Problem to solve -> Search the records for the string "name" and report how many lines contain it, with nothing else.

Data to use ->
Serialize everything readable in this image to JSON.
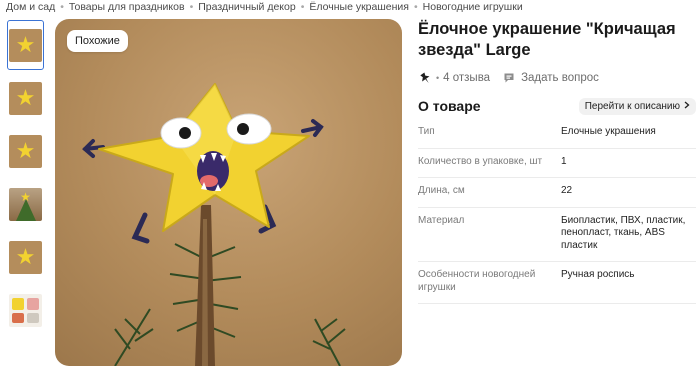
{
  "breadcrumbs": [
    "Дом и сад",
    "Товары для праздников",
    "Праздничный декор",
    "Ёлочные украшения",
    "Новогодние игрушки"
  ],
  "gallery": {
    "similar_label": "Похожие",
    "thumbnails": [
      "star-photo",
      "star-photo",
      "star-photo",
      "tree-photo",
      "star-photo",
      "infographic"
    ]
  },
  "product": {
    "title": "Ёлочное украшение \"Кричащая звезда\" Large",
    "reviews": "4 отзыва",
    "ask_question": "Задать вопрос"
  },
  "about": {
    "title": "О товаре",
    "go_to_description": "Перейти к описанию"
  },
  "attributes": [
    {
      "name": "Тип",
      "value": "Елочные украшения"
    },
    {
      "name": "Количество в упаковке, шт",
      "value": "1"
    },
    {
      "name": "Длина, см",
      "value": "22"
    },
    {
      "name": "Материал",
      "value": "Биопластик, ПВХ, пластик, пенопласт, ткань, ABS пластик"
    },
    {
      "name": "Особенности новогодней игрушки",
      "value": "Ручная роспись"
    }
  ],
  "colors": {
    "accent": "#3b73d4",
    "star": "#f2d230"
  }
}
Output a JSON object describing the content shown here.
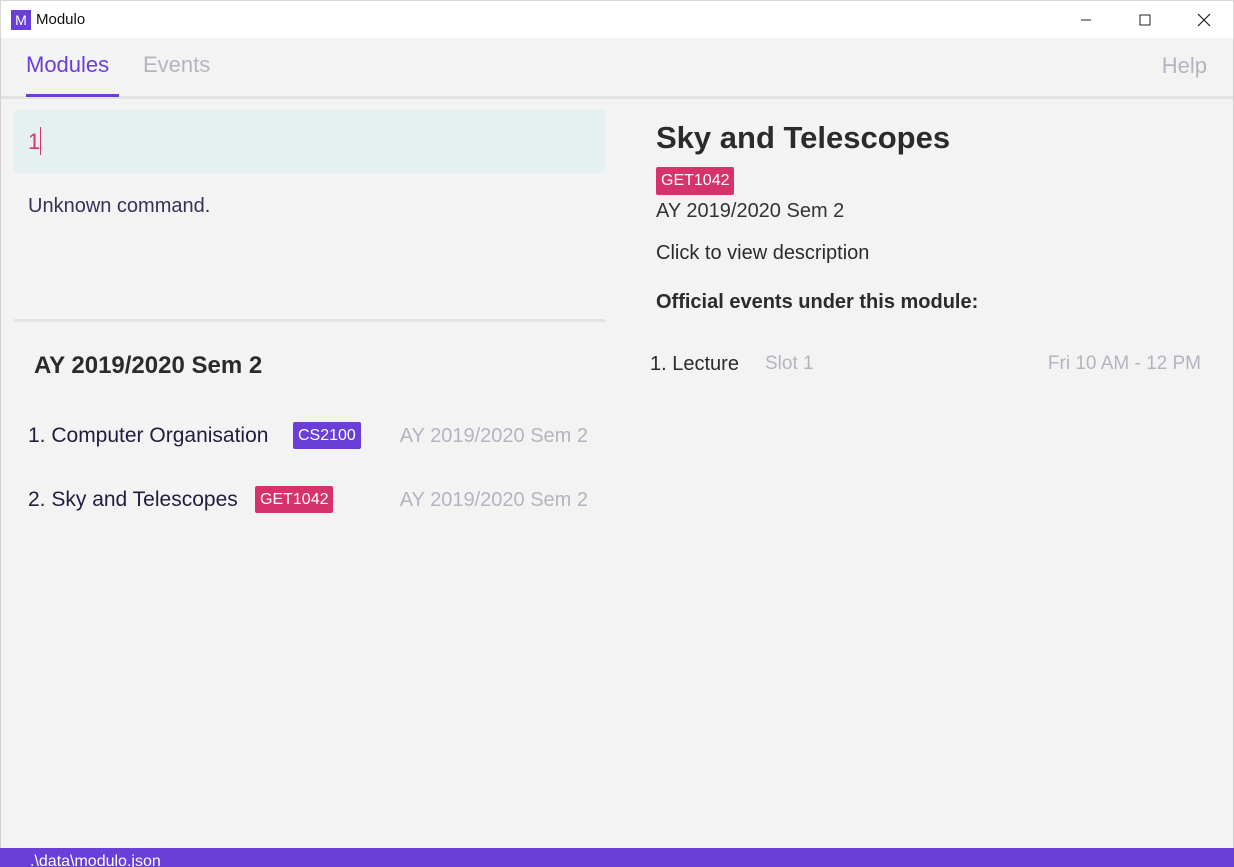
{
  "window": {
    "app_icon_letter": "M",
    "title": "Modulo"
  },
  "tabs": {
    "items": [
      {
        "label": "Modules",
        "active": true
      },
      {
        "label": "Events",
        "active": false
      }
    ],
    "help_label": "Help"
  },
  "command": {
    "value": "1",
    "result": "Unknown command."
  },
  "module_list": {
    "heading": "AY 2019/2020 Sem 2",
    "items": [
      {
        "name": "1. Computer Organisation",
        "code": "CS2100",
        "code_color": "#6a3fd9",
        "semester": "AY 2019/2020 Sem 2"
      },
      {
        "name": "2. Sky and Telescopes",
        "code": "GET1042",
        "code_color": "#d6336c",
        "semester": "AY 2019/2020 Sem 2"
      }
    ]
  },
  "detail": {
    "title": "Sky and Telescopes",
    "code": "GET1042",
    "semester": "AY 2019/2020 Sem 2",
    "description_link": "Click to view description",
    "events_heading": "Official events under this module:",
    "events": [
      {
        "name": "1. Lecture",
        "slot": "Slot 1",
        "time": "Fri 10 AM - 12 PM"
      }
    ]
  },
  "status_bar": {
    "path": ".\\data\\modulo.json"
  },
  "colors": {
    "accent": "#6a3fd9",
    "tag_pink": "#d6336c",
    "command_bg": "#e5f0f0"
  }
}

Reply -> 8